Requirement: A word-for-word copy of the entries is the goal; leave out the pictures.
···
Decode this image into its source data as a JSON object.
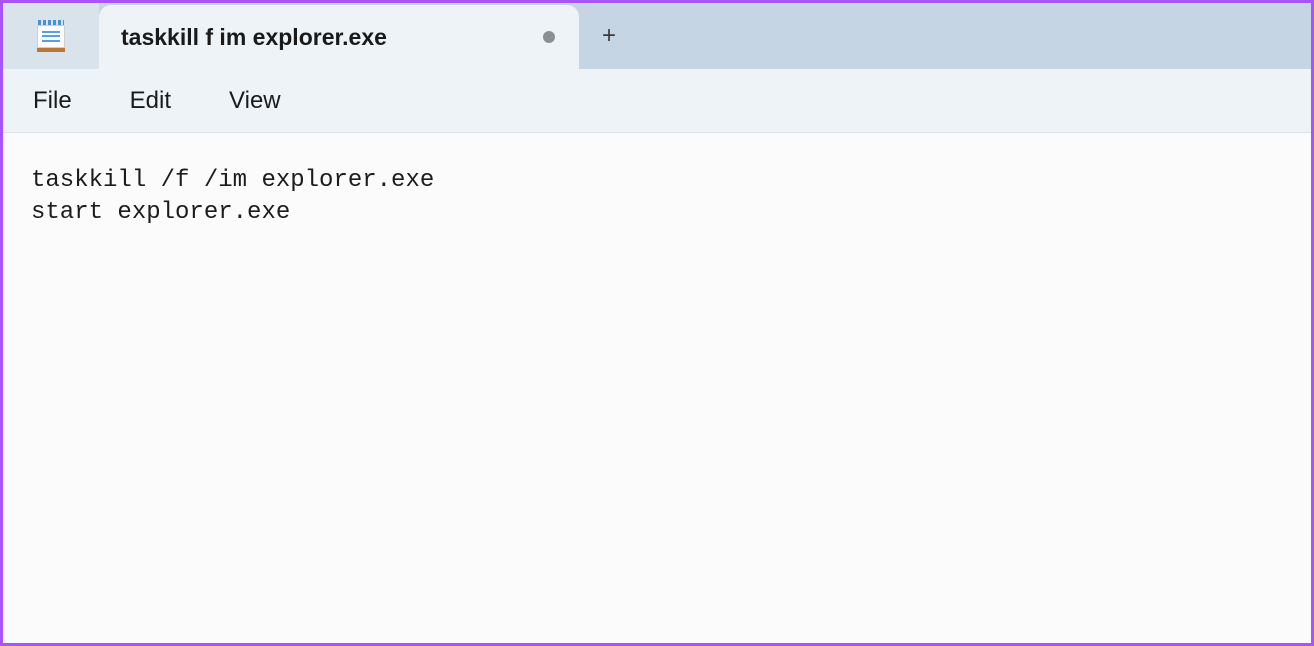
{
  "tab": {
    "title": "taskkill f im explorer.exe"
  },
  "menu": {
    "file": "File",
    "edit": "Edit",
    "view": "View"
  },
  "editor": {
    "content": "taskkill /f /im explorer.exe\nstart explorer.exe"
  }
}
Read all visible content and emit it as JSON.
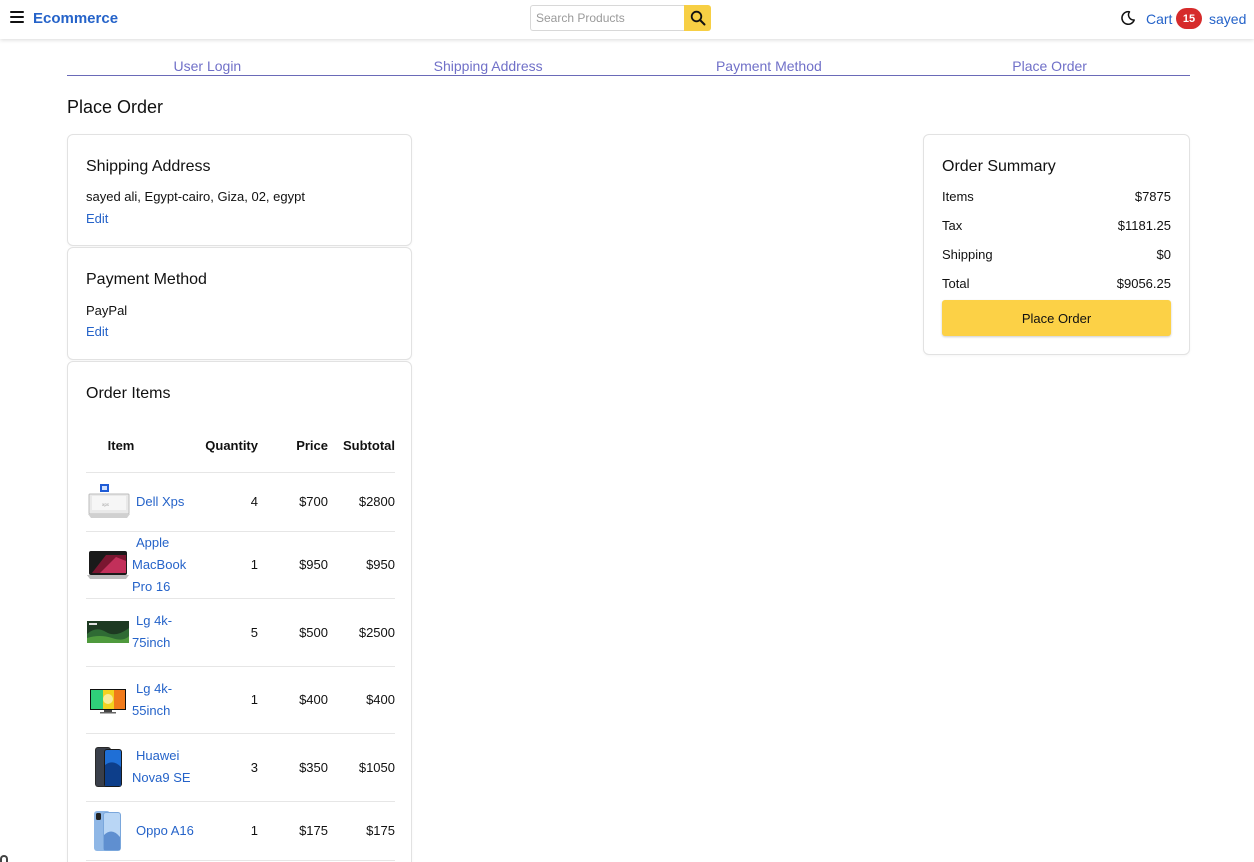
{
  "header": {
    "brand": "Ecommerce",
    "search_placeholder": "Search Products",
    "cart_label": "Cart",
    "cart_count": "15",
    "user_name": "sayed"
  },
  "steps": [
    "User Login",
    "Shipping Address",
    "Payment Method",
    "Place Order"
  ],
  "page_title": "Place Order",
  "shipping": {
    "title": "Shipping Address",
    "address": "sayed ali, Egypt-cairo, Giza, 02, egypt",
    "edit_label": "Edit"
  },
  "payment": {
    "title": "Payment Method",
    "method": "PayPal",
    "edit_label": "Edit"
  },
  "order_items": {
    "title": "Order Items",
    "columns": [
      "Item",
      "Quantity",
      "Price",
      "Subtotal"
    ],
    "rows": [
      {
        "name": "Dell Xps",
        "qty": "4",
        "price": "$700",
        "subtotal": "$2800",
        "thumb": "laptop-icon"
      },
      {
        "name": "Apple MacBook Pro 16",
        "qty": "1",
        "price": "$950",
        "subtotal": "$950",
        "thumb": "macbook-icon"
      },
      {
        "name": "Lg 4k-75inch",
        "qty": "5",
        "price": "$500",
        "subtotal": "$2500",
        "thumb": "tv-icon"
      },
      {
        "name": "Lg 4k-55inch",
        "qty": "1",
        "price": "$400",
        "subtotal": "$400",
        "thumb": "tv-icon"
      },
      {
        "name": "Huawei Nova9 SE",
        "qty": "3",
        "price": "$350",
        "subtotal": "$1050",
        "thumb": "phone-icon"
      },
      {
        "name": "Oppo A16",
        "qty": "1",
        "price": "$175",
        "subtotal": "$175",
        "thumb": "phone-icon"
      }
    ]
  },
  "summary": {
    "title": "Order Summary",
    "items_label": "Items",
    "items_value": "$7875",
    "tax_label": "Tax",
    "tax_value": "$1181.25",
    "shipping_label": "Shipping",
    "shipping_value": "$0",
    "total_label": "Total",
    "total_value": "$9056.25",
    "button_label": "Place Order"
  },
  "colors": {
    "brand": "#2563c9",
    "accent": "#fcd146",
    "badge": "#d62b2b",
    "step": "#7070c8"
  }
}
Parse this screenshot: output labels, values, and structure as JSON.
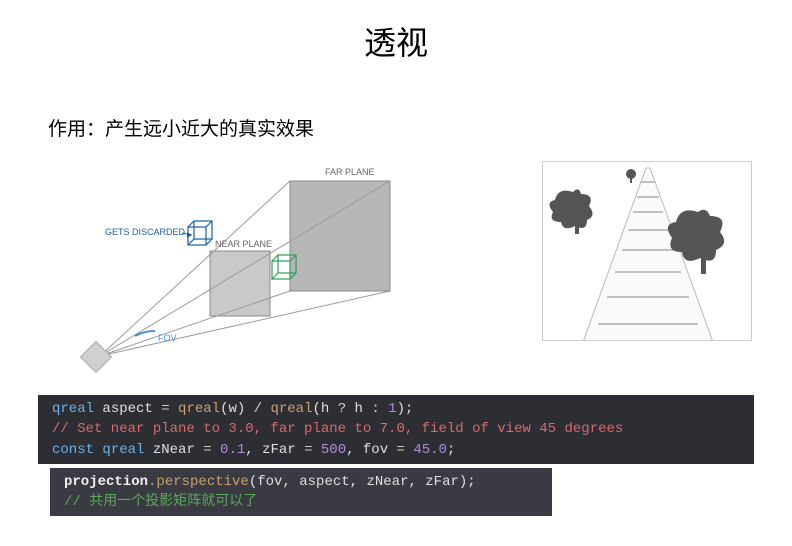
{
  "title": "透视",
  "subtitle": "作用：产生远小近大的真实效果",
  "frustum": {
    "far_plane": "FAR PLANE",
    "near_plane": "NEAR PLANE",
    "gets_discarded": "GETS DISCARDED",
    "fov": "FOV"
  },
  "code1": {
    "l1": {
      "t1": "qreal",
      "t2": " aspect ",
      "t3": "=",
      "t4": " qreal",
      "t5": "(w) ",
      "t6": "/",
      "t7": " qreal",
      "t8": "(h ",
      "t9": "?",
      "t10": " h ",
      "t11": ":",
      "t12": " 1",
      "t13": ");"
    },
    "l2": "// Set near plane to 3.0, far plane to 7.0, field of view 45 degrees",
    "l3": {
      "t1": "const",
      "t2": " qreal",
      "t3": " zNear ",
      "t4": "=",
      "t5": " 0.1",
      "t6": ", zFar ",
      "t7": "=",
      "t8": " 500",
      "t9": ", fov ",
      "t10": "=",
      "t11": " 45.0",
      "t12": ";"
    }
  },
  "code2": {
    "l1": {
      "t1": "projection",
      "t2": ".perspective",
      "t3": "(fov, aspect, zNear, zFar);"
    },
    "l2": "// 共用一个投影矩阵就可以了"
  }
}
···
Your response:
Decode this image into its source data as a JSON object.
{
  "tab": {
    "title": "taskkill f im explorer.exe"
  },
  "menu": {
    "file": "File",
    "edit": "Edit",
    "view": "View"
  },
  "editor": {
    "content": "taskkill /f /im explorer.exe\nstart explorer.exe"
  }
}
Read all visible content and emit it as JSON.
{
  "header": {
    "brand": "Ecommerce",
    "search_placeholder": "Search Products",
    "cart_label": "Cart",
    "cart_count": "15",
    "user_name": "sayed"
  },
  "steps": [
    "User Login",
    "Shipping Address",
    "Payment Method",
    "Place Order"
  ],
  "page_title": "Place Order",
  "shipping": {
    "title": "Shipping Address",
    "address": "sayed ali, Egypt-cairo, Giza, 02, egypt",
    "edit_label": "Edit"
  },
  "payment": {
    "title": "Payment Method",
    "method": "PayPal",
    "edit_label": "Edit"
  },
  "order_items": {
    "title": "Order Items",
    "columns": [
      "Item",
      "Quantity",
      "Price",
      "Subtotal"
    ],
    "rows": [
      {
        "name": "Dell Xps",
        "qty": "4",
        "price": "$700",
        "subtotal": "$2800",
        "thumb": "laptop-icon"
      },
      {
        "name": "Apple MacBook Pro 16",
        "qty": "1",
        "price": "$950",
        "subtotal": "$950",
        "thumb": "macbook-icon"
      },
      {
        "name": "Lg 4k-75inch",
        "qty": "5",
        "price": "$500",
        "subtotal": "$2500",
        "thumb": "tv-icon"
      },
      {
        "name": "Lg 4k-55inch",
        "qty": "1",
        "price": "$400",
        "subtotal": "$400",
        "thumb": "tv-icon"
      },
      {
        "name": "Huawei Nova9 SE",
        "qty": "3",
        "price": "$350",
        "subtotal": "$1050",
        "thumb": "phone-icon"
      },
      {
        "name": "Oppo A16",
        "qty": "1",
        "price": "$175",
        "subtotal": "$175",
        "thumb": "phone-icon"
      }
    ]
  },
  "summary": {
    "title": "Order Summary",
    "items_label": "Items",
    "items_value": "$7875",
    "tax_label": "Tax",
    "tax_value": "$1181.25",
    "shipping_label": "Shipping",
    "shipping_value": "$0",
    "total_label": "Total",
    "total_value": "$9056.25",
    "button_label": "Place Order"
  },
  "colors": {
    "brand": "#2563c9",
    "accent": "#fcd146",
    "badge": "#d62b2b",
    "step": "#7070c8"
  }
}
Parse this screenshot: output labels, values, and structure as JSON.
{
  "title": "透视",
  "subtitle": "作用：产生远小近大的真实效果",
  "frustum": {
    "far_plane": "FAR PLANE",
    "near_plane": "NEAR PLANE",
    "gets_discarded": "GETS DISCARDED",
    "fov": "FOV"
  },
  "code1": {
    "l1": {
      "t1": "qreal",
      "t2": " aspect ",
      "t3": "=",
      "t4": " qreal",
      "t5": "(w) ",
      "t6": "/",
      "t7": " qreal",
      "t8": "(h ",
      "t9": "?",
      "t10": " h ",
      "t11": ":",
      "t12": " 1",
      "t13": ");"
    },
    "l2": "// Set near plane to 3.0, far plane to 7.0, field of view 45 degrees",
    "l3": {
      "t1": "const",
      "t2": " qreal",
      "t3": " zNear ",
      "t4": "=",
      "t5": " 0.1",
      "t6": ", zFar ",
      "t7": "=",
      "t8": " 500",
      "t9": ", fov ",
      "t10": "=",
      "t11": " 45.0",
      "t12": ";"
    }
  },
  "code2": {
    "l1": {
      "t1": "projection",
      "t2": ".perspective",
      "t3": "(fov, aspect, zNear, zFar);"
    },
    "l2": "// 共用一个投影矩阵就可以了"
  }
}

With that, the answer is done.